### WHAT THE EXERCISE ASKS
The answer should consist of each line from the data below that includes "icon".

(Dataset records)
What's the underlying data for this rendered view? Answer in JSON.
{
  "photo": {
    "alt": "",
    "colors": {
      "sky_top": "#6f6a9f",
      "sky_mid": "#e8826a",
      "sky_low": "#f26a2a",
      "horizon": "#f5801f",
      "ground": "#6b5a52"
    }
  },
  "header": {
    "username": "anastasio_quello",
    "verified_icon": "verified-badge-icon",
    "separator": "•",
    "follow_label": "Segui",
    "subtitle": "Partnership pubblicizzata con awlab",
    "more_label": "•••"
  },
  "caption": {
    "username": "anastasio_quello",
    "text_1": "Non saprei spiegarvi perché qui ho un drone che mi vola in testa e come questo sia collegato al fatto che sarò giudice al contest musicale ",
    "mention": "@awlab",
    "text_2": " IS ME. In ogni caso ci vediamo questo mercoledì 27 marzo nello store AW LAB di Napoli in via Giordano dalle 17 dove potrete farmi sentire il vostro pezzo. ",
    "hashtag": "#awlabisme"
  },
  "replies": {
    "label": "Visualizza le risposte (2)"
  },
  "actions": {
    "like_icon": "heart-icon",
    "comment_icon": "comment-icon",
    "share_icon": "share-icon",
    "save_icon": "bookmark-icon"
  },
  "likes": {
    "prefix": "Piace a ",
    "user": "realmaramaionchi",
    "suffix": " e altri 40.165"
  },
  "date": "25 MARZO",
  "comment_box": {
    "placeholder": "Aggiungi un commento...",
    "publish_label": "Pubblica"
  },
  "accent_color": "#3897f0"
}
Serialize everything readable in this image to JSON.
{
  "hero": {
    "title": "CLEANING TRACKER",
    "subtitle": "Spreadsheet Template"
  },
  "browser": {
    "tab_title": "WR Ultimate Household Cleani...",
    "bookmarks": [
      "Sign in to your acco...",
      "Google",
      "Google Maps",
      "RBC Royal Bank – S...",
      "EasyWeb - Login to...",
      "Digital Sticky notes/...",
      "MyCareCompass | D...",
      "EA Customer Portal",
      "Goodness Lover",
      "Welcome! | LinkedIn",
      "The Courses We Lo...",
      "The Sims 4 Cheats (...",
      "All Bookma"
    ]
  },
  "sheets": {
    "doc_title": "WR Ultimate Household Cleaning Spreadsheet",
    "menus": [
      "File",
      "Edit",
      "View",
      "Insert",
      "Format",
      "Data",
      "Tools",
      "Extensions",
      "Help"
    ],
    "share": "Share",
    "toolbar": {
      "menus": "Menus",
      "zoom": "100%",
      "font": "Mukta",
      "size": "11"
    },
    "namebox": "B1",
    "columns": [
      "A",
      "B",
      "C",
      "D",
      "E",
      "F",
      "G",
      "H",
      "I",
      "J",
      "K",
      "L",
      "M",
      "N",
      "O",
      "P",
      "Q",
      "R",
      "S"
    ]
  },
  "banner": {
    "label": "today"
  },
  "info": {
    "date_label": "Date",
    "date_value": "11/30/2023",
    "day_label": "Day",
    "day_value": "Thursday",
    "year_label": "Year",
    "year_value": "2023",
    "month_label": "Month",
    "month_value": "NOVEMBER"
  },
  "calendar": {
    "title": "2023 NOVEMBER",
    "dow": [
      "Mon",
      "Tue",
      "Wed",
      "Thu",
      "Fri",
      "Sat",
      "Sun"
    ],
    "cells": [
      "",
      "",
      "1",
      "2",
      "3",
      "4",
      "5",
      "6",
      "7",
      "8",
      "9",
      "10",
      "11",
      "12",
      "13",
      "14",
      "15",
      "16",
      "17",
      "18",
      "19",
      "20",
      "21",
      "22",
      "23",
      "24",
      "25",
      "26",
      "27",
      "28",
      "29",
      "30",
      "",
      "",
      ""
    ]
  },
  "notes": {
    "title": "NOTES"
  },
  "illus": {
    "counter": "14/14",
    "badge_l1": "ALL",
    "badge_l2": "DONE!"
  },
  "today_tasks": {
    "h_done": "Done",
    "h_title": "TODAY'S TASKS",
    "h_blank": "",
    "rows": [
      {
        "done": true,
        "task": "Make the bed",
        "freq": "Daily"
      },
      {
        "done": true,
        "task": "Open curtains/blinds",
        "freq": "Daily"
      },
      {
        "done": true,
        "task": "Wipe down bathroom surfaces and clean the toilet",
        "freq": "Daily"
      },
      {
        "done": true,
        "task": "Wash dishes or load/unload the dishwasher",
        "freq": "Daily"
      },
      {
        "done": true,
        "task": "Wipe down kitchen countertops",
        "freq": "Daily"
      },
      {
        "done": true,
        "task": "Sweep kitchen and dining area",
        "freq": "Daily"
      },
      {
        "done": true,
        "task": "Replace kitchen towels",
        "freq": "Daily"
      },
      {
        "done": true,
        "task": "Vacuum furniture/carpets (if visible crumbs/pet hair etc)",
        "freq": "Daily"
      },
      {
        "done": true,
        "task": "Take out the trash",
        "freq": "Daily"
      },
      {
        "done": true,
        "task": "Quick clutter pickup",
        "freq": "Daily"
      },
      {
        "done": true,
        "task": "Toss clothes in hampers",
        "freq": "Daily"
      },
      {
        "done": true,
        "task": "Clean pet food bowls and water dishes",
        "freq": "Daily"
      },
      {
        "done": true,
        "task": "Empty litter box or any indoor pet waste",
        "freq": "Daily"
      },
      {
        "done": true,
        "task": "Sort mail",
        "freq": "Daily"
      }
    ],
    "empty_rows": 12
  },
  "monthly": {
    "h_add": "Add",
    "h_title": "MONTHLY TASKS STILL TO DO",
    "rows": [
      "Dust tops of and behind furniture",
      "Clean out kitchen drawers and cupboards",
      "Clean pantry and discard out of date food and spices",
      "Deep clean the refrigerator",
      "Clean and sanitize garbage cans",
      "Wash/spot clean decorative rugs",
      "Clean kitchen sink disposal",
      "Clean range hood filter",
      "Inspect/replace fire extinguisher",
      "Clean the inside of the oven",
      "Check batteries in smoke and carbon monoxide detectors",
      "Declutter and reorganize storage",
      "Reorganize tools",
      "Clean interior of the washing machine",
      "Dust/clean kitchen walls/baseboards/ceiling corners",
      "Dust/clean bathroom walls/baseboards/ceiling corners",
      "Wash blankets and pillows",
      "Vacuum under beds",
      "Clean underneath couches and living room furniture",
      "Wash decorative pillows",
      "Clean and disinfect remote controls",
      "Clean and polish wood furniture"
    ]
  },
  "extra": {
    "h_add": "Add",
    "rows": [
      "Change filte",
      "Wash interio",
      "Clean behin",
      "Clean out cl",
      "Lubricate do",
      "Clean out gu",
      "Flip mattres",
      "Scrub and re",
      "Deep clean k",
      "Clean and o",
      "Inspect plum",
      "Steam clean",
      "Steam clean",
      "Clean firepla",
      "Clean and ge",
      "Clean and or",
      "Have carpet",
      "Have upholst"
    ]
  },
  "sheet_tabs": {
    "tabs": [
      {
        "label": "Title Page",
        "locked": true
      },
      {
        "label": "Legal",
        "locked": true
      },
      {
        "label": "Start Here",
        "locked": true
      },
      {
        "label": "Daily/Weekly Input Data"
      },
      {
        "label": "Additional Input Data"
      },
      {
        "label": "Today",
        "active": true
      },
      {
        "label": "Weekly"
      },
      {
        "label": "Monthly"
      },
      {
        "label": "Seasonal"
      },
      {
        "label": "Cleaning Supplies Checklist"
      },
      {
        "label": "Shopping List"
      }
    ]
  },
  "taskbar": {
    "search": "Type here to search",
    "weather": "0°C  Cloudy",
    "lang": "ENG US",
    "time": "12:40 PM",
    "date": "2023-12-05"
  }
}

### REPLY
    "verified_icon": "verified-badge-icon",
    "like_icon": "heart-icon",
    "comment_icon": "comment-icon",
    "share_icon": "share-icon",
    "save_icon": "bookmark-icon"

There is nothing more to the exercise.